When the trustees of the Des Moines Art Center selected I. M. Pei to design an addition to the building in 1966, their choice was one of deference to the architectural integrity of Saarinen’s building. The assignment from the trustees was daunting: to provide space for the display of monumental sculpture, with gallery heights as much as twice those of the existing building. In addition, there was need for a larger auditorium to serve an increasing audience. These demands risked a new building which would tower over the Saarinen, creating an aesthetic conflict between the low natural masses of the original building and the more severe forms for which Pei was becoming famous.
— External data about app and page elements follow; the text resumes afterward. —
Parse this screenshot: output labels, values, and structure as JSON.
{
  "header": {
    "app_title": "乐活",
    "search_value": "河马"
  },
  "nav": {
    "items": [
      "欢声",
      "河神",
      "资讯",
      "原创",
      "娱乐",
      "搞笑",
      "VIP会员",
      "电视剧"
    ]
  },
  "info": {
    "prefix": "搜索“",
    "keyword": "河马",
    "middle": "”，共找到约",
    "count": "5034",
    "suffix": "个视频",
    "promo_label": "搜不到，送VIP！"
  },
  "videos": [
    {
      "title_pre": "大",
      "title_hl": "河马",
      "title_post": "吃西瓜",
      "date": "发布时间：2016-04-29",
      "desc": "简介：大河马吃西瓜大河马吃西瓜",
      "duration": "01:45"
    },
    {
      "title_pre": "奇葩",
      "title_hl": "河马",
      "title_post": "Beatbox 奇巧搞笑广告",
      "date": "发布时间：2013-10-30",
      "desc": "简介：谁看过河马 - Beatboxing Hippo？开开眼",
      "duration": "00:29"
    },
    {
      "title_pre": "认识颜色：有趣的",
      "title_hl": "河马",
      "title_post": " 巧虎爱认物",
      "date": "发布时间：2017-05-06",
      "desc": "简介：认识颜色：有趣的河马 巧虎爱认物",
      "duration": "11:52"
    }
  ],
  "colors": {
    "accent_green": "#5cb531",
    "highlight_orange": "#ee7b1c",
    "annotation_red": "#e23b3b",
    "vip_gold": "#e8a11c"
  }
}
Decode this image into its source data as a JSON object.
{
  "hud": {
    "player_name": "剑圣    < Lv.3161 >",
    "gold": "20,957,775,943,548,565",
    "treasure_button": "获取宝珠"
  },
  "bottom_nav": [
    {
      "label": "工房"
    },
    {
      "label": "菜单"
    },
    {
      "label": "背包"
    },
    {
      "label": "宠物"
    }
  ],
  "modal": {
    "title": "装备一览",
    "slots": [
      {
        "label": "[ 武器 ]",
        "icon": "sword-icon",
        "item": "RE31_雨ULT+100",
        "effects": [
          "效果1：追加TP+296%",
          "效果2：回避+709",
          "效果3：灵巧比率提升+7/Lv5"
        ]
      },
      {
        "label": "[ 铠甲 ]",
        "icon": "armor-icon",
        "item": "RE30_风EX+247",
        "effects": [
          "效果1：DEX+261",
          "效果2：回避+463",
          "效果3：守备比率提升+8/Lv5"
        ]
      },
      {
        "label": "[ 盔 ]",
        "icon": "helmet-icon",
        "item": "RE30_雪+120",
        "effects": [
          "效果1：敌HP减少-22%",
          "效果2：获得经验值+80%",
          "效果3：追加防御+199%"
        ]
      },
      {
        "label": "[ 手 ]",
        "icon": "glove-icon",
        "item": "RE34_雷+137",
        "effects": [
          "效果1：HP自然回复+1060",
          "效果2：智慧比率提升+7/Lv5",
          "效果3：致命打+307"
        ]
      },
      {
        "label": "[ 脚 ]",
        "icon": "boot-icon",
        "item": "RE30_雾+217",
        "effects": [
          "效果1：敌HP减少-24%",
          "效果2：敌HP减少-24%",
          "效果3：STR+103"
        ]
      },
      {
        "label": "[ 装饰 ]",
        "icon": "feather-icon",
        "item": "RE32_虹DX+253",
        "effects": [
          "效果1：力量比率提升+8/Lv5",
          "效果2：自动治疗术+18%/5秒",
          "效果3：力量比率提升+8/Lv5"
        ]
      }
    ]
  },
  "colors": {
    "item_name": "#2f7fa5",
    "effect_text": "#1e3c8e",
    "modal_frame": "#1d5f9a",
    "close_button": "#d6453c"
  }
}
To resolve this conflict Pei utilized the topography of the site, which slopes down southward from Saarinen’s open courtyard. By nestling the large volumes of his building against this slope, he could match the height of his building to that of the Saarinen galleries and close the courtyard with a glazed sculptural facade and a new reflecting pool. Only the largely transparent butterfly roof of his new gallery would soar above this height.
The materials of the new building would simultaneously challenge and accept the existing materials palette. Saarinen’s natural stone cladding would be juxtaposed against the concrete walls of Pei’s design. The new walls, however, would be bush-hammered, roughening the crystalline concrete volumes and, also, revealing the larger Lannon stone aggregate within the concrete, thus giving the new walls a visual connection to the older cut-stone walls.
The dominant effect of the completed building is largely interior, a play of solid and void, enclosure and release, lightness and mass. The newly enclosed courtyard is simultaneously a harmonious volume and a juxtaposition of the solidity of the Saarinen building and the sculptural playfulness of the Pei. Entering the soaring upper gallery from narrow halls on east and west, the visitor is offered a breathtaking spatial experience. The concrete “wings” of the butterfly roof hover overhead, opening to admit abundant natural light which cascades over the roughened concrete walls. Across the expanse of the upper gallery, the lower gallery opens downward and outward to views of the Greenwood Park Rose Garden. This eloquent and masterful building, completed in 1968, profoundly enhanced the Art Center while respecting the materials palette and scale of the original Saarinen. Upon its completion the addition was almost invisible from Grand Avenue. The Pei building extended the institution’s reputation for commissioning only the most talented contemporary architects, working at the top of their game.
Written by Tim Hickman